As the head of Trust and Safety at Etsy, my job is to keep Etsy a safe and secure space for sellers to do business, and a trustworthy place for buyers to shop. Etsy’s Integrity team, tasked with helping sellers comply with our policies, reports to me. The announcement of our new Guidelines is the perfect moment to connect as a community and tackle a concern that is front-and-center for our team and for many Etsy members: reselling.
Reselling is buying an item and selling it unchanged as if it were your handmade creation. On Etsy, that’s not allowed. That rule is not changing with our new Guidelines.
Some of the issues around reselling have grown from communications problems on Etsy’s part. From the beginning, Etsy actively encouraged community members to flag sellers and items that appear to be breaking our rules. As our policies grew more lengthy and complex, it was harder to understand how Etsy defined handmade and exactly how marketplace rules were being enforced.
This situation frustrated many Etsy members. When they took the trouble to flag shops that appeared to flout Etsy’s rules and saw no action taken, their trust in us was damaged. Going forward, we want to be clear: identifying problems in the marketplace is our responsibility. We’re not expecting members to do that work for us.
We want the Etsy community to know that we review every single flag — to date, literally hundreds of thousands — and we remove items and close shops that violate our policy. If you’ve flagged a shop that has stayed open for business or an item that is still for sale in the marketplace, that means it is Etsy-legal or under review. Our reviews are usually complete within three weeks.
That may be confounding to members who feel certain that shops or items that they have flagged are breaking the rules. We’ve evaluated thousands of shops very closely and we’ve found that many suspected of reselling are actually individuals or small groups of people making items by hand, following Etsy’s policies. We need to give sellers the editorial tools to better showcase their making process, so that it’s clear to everyone, not just Etsy, that these shops belong on Etsy.

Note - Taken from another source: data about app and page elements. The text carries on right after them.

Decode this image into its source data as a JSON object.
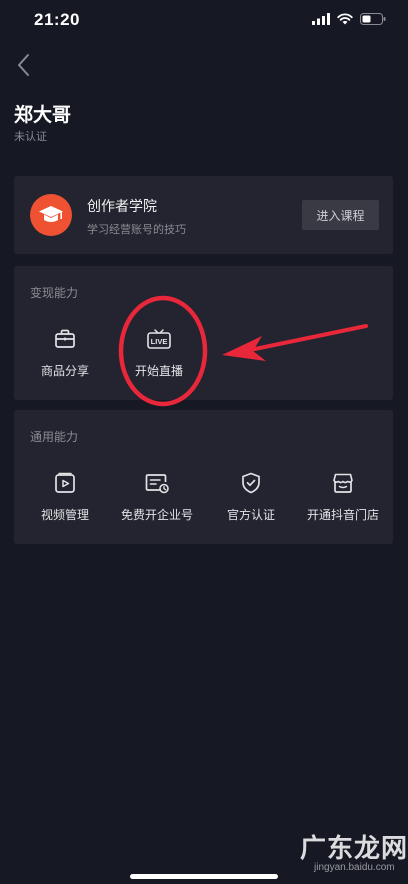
{
  "status_bar": {
    "time": "21:20"
  },
  "profile": {
    "name": "郑大哥",
    "verification": "未认证"
  },
  "academy": {
    "title": "创作者学院",
    "description": "学习经营账号的技巧",
    "enter_button": "进入课程"
  },
  "monetization": {
    "section_title": "变现能力",
    "tools": [
      {
        "label": "商品分享",
        "icon": "shopping-bag-icon"
      },
      {
        "label": "开始直播",
        "icon": "live-tv-icon"
      }
    ]
  },
  "general": {
    "section_title": "通用能力",
    "tools": [
      {
        "label": "视频管理",
        "icon": "video-play-icon"
      },
      {
        "label": "免费开企业号",
        "icon": "enterprise-card-icon"
      },
      {
        "label": "官方认证",
        "icon": "shield-check-icon"
      },
      {
        "label": "开通抖音门店",
        "icon": "storefront-icon"
      }
    ]
  },
  "annotation": {
    "color": "#e8283a",
    "highlighted_tool": "开始直播"
  },
  "watermark": {
    "text": "广东龙网",
    "url": "jingyan.baidu.com"
  },
  "colors": {
    "background": "#161823",
    "card": "#23242f",
    "academy_logo": "#ee5233",
    "annotation_red": "#e8283a"
  }
}
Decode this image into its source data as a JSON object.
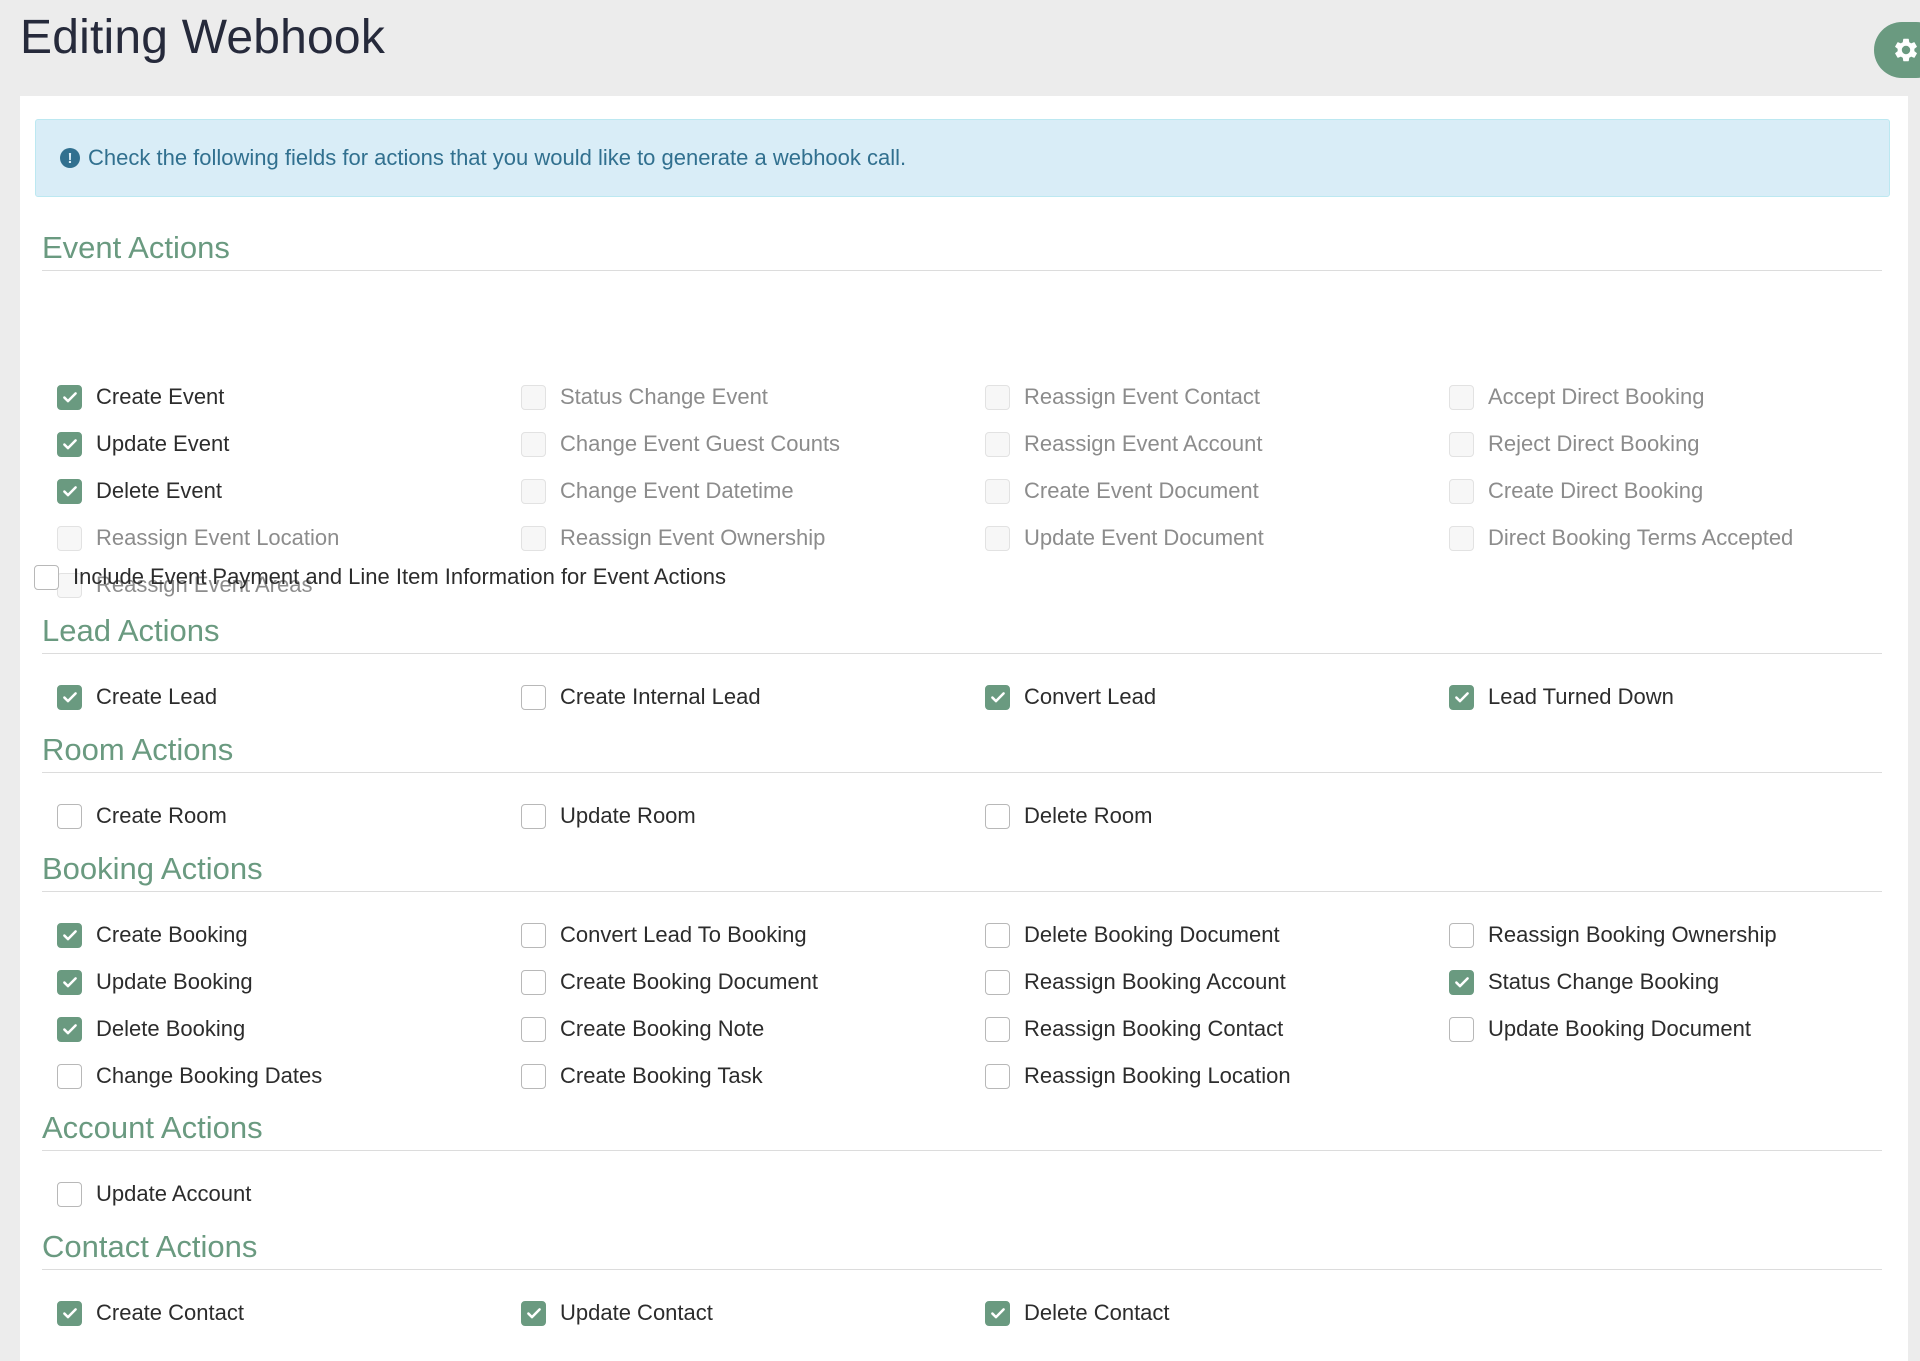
{
  "page": {
    "title": "Editing Webhook"
  },
  "colors": {
    "accent": "#6a9a80",
    "alert_bg": "#d9edf7",
    "alert_text": "#31708f"
  },
  "alert": {
    "icon": "info-icon",
    "message": "Check the following fields for actions that you would like to generate a webhook call."
  },
  "sections": {
    "event": {
      "title": "Event Actions",
      "items": [
        {
          "label": "Create Event",
          "checked": true,
          "disabled": false
        },
        {
          "label": "Status Change Event",
          "checked": false,
          "disabled": true
        },
        {
          "label": "Reassign Event Contact",
          "checked": false,
          "disabled": true
        },
        {
          "label": "Accept Direct Booking",
          "checked": false,
          "disabled": true
        },
        {
          "label": "Update Event",
          "checked": true,
          "disabled": false
        },
        {
          "label": "Change Event Guest Counts",
          "checked": false,
          "disabled": true
        },
        {
          "label": "Reassign Event Account",
          "checked": false,
          "disabled": true
        },
        {
          "label": "Reject Direct Booking",
          "checked": false,
          "disabled": true
        },
        {
          "label": "Delete Event",
          "checked": true,
          "disabled": false
        },
        {
          "label": "Change Event Datetime",
          "checked": false,
          "disabled": true
        },
        {
          "label": "Create Event Document",
          "checked": false,
          "disabled": true
        },
        {
          "label": "Create Direct Booking",
          "checked": false,
          "disabled": true
        },
        {
          "label": "Reassign Event Location",
          "checked": false,
          "disabled": true
        },
        {
          "label": "Reassign Event Ownership",
          "checked": false,
          "disabled": true
        },
        {
          "label": "Update Event Document",
          "checked": false,
          "disabled": true
        },
        {
          "label": "Direct Booking Terms Accepted",
          "checked": false,
          "disabled": true
        },
        {
          "label": "Reassign Event Areas",
          "checked": false,
          "disabled": true
        }
      ],
      "include_payment": {
        "label": "Include Event Payment and Line Item Information for Event Actions",
        "checked": false
      }
    },
    "lead": {
      "title": "Lead Actions",
      "items": [
        {
          "label": "Create Lead",
          "checked": true,
          "disabled": false
        },
        {
          "label": "Create Internal Lead",
          "checked": false,
          "disabled": false
        },
        {
          "label": "Convert Lead",
          "checked": true,
          "disabled": false
        },
        {
          "label": "Lead Turned Down",
          "checked": true,
          "disabled": false
        }
      ]
    },
    "room": {
      "title": "Room Actions",
      "items": [
        {
          "label": "Create Room",
          "checked": false,
          "disabled": false
        },
        {
          "label": "Update Room",
          "checked": false,
          "disabled": false
        },
        {
          "label": "Delete Room",
          "checked": false,
          "disabled": false
        }
      ]
    },
    "booking": {
      "title": "Booking Actions",
      "items": [
        {
          "label": "Create Booking",
          "checked": true,
          "disabled": false
        },
        {
          "label": "Convert Lead To Booking",
          "checked": false,
          "disabled": false
        },
        {
          "label": "Delete Booking Document",
          "checked": false,
          "disabled": false
        },
        {
          "label": "Reassign Booking Ownership",
          "checked": false,
          "disabled": false
        },
        {
          "label": "Update Booking",
          "checked": true,
          "disabled": false
        },
        {
          "label": "Create Booking Document",
          "checked": false,
          "disabled": false
        },
        {
          "label": "Reassign Booking Account",
          "checked": false,
          "disabled": false
        },
        {
          "label": "Status Change Booking",
          "checked": true,
          "disabled": false
        },
        {
          "label": "Delete Booking",
          "checked": true,
          "disabled": false
        },
        {
          "label": "Create Booking Note",
          "checked": false,
          "disabled": false
        },
        {
          "label": "Reassign Booking Contact",
          "checked": false,
          "disabled": false
        },
        {
          "label": "Update Booking Document",
          "checked": false,
          "disabled": false
        },
        {
          "label": "Change Booking Dates",
          "checked": false,
          "disabled": false
        },
        {
          "label": "Create Booking Task",
          "checked": false,
          "disabled": false
        },
        {
          "label": "Reassign Booking Location",
          "checked": false,
          "disabled": false
        }
      ]
    },
    "account": {
      "title": "Account Actions",
      "items": [
        {
          "label": "Update Account",
          "checked": false,
          "disabled": false
        }
      ]
    },
    "contact": {
      "title": "Contact Actions",
      "items": [
        {
          "label": "Create Contact",
          "checked": true,
          "disabled": false
        },
        {
          "label": "Update Contact",
          "checked": true,
          "disabled": false
        },
        {
          "label": "Delete Contact",
          "checked": true,
          "disabled": false
        }
      ]
    }
  }
}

Creating greater transparency addresses one facet of the problem. But there are more issues at play. Let’s look at some issues that members often bring up when they suspect a shop of reselling.
1. The same item photos also show up in other online marketplaces with different policies and aesthetics.
When the same photo shows up in different marketplaces, it’s important to remember that many Etsy sellers list items on other platforms — Etsy doesn’t demand exclusivity or dictate what other venues sellers should use. In some cases, listing photos have been taken from an Etsy seller and used without permission. If this has happened to you, we have resources to help you learn how to protect your work.
2. The same listing photo shows up in multiple Etsy shops.
When the Trust and Safety team takes a closer look at cases like these, we often find that the same person is running all the shops and listing similar items in each. We know this impacts search or browse results in unfair ways, and we’re currently working on how to correct for that to level the playing field. We will update you.
3. The same type of item shows up in multiple Etsy shops.
This is the hardest issue. Trendy items that are simple to make, like bubble necklaces or iPhone cases, can challenge our personal definitions of handmade, but that doesn’t mean they aren’t allowed on Etsy. Etsy is a unjuried marketplace, and sellers choose what types of items to make for their shops and how they present those items. Many sellers choose to sell popular items for an understandable reason — because they sell. We don’t remove items unless they violate our policies, and our policies don’t ask sellers to meet any set of aesthetic criteria. Our role is to keep the marketplace safe and trustworthy; we aren’t here to be the creativity police.
Etsy sellers use a dazzling array of methods and processes to create their items. They have a wide spectrum of skill levels and a diverse set of aesthetics. That’s one of the most valuable things about the Etsy marketplace, and we feel lucky to support such a breadth of talent and ideas. That’s why we choose to define handmade as a set of values, and not a particular method or process. Being inclusive means that we give sellers space to make choices and be creative, but it also means community members need to keep an open mind about other sellers’ methods and choices.
We understand that our approach isn’t going to please everyone, but we believe trust and transparency are the strongest foundation for the Etsy marketplace. By requiring sellers to be more open and honest about how their items are made and who is involved, we move to a fairer, more transparent marketplace. We know this is just a first step, and these are sensitive, complex issues.